How’s this for irony? The only thing saving the City Council of the People’s Republic of Charlottesville from increasing dysfunction in the future is dysfunctional governance today. City Council wants to draft an ordinance that would outline collective bargaining rights for employees, enabling them to negotiate for higher salaries and changes to working conditions — creating new spending pressures, new labor tensions and new areas for conflict. In August Council directed the city manager to research how much money would be needed to support the human resources department in such an endeavor. Trouble is, Charlottesville can’t hire a city manager. The announced interim city manager just resigned. And it turns out that City Hall has no human resources director either. So reports the Daily Progress.
The cultural cleansing shall continue. City Council has approved the sale of Charlottesville’s Robert E. Lee statue to a group that will melt it down and turn it into new artwork. After the city took down the statue of the Confederate hero over the summer, it received six proposals from arts groups, historical societies and individuals” with offers up to $50,000 for the bronze sculpture, reports The Washington Post. City Council chose instead to give the statue to the Jefferson School African American Heritage Center to advance a project to “allow Charlottesville to contend with its racist past.” I’ve only got one question: If the Jefferson School African American Heritage Center is so distraught about the racism embodied in statues and memorials, why is it still named the Jefferson School?
The no-solar solar capital. No part of Virginia outdoes the People’s Republic when it comes to enthusiasm for renewable energy, at least in the abstract. Charlottesville and Albemarle County are home to numerous renewable energy companies — Sun Tribe, Hexagon Energy and Apex Energy among them, not to mention the Clean Virginia pro-renewables advocacy group. Charlottesville/ Albemarle is an ideal location for solar projects in at least one way: proximity to high-capacity electric transmission lines. But the Department of Environmental Quality’s “environmental data mapper” shows only two utility-scale solar projects in Albemarle — and neither are producing.
Back when I contacted her in July, Albemarle spokesperson Emily Kilroy confirmed that the county was aware of only three utility-scale solar projects: two approved and one under review. The 136-acre Midway Solar project would have 8-megawatts solar capacity plus 4-megawatt battery storage. The DEQ project database also mentions a 150-acre, 12.5-megawatt Rivanna Solar project.
Oh, did I mention that, according to the DEQ database, neither project is yet producing electricity?
For purposes of comparison, the Virginia Clean Economy Act (VCEA) calls for 16,100 megawatts of solar or onshore wind in Dominion Energy’s service territory by 2035.

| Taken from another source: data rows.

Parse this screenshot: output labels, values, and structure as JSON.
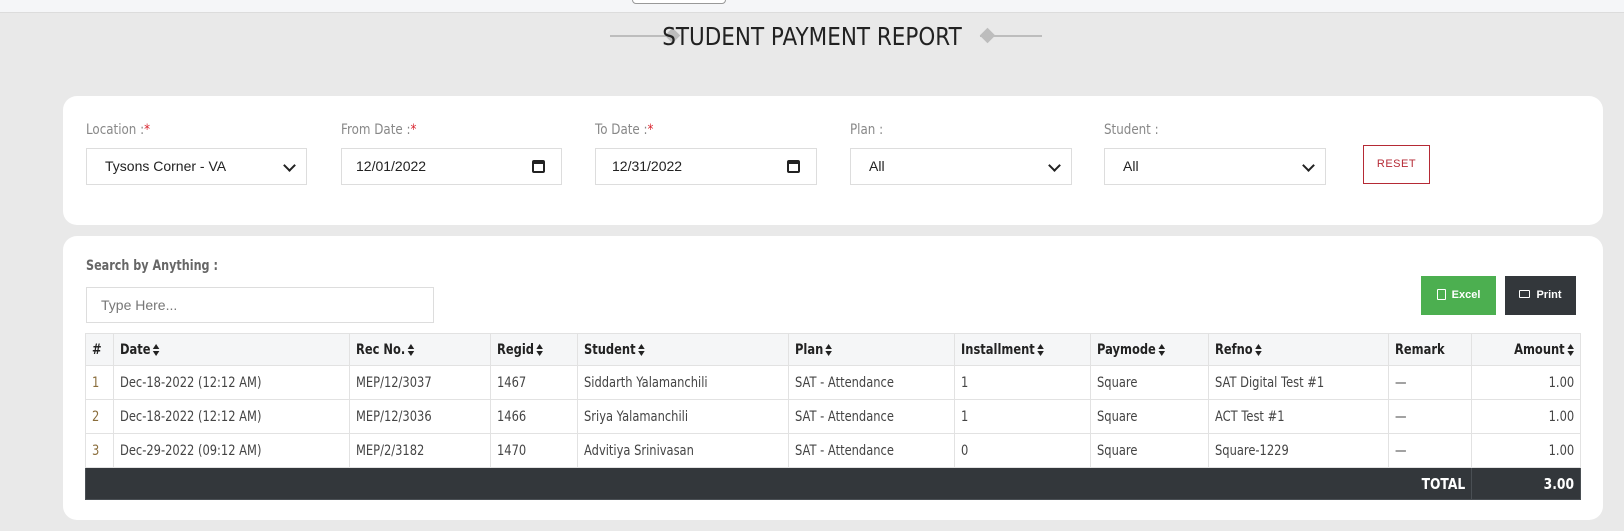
{
  "page": {
    "title": "STUDENT PAYMENT REPORT"
  },
  "filters": {
    "location": {
      "label": "Location :",
      "required": "*",
      "value": "Tysons Corner - VA"
    },
    "from_date": {
      "label": "From Date :",
      "required": "*",
      "value": "12/01/2022"
    },
    "to_date": {
      "label": "To Date :",
      "required": "*",
      "value": "12/31/2022"
    },
    "plan": {
      "label": "Plan :",
      "value": "All"
    },
    "student": {
      "label": "Student :",
      "value": "All"
    },
    "reset_label": "RESET"
  },
  "search": {
    "label": "Search by Anything :",
    "placeholder": "Type Here..."
  },
  "actions": {
    "excel_label": "Excel",
    "print_label": "Print"
  },
  "table": {
    "headers": [
      "#",
      "Date",
      "Rec No.",
      "Regid",
      "Student",
      "Plan",
      "Installment",
      "Paymode",
      "Refno",
      "Remark",
      "Amount"
    ],
    "rows": [
      {
        "num": "1",
        "date": "Dec-18-2022 (12:12 AM)",
        "rec": "MEP/12/3037",
        "regid": "1467",
        "student": "Siddarth Yalamanchili",
        "plan": "SAT - Attendance",
        "installment": "1",
        "paymode": "Square",
        "refno": "SAT Digital Test #1",
        "remark": "—",
        "amount": "1.00"
      },
      {
        "num": "2",
        "date": "Dec-18-2022 (12:12 AM)",
        "rec": "MEP/12/3036",
        "regid": "1466",
        "student": "Sriya Yalamanchili",
        "plan": "SAT - Attendance",
        "installment": "1",
        "paymode": "Square",
        "refno": "ACT Test #1",
        "remark": "—",
        "amount": "1.00"
      },
      {
        "num": "3",
        "date": "Dec-29-2022 (09:12 AM)",
        "rec": "MEP/2/3182",
        "regid": "1470",
        "student": "Advitiya Srinivasan",
        "plan": "SAT - Attendance",
        "installment": "0",
        "paymode": "Square",
        "refno": "Square-1229",
        "remark": "—",
        "amount": "1.00"
      }
    ],
    "total_label": "TOTAL",
    "total_value": "3.00"
  },
  "icons": {
    "excel": "excel-file-icon",
    "print": "printer-icon",
    "sort": "sort-icon",
    "dropdown": "chevron-down-icon",
    "calendar": "calendar-icon"
  },
  "colors": {
    "excel": "#4caf50",
    "print": "#33373b",
    "reset": "#b52a35",
    "required": "#d9232d",
    "total_bg": "#33373b"
  }
}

The City of Charlottesville has no space for utility-scale solar, but Albemarle County does. What’s the problem in the People’s Republic? One possibility is that solar, which requires southern-facing sites in Albemarle’s hilly terrain, competes with the winery industry, which also places a premium on southern-facing hillsides. Another possibility: zoning and NIMBYs. Albemarle County’s comprehensive plan is geared to protecting agricultural uses, and landowners don’t like anything that spoils their views. In other words: Solar power for thee, but not for me.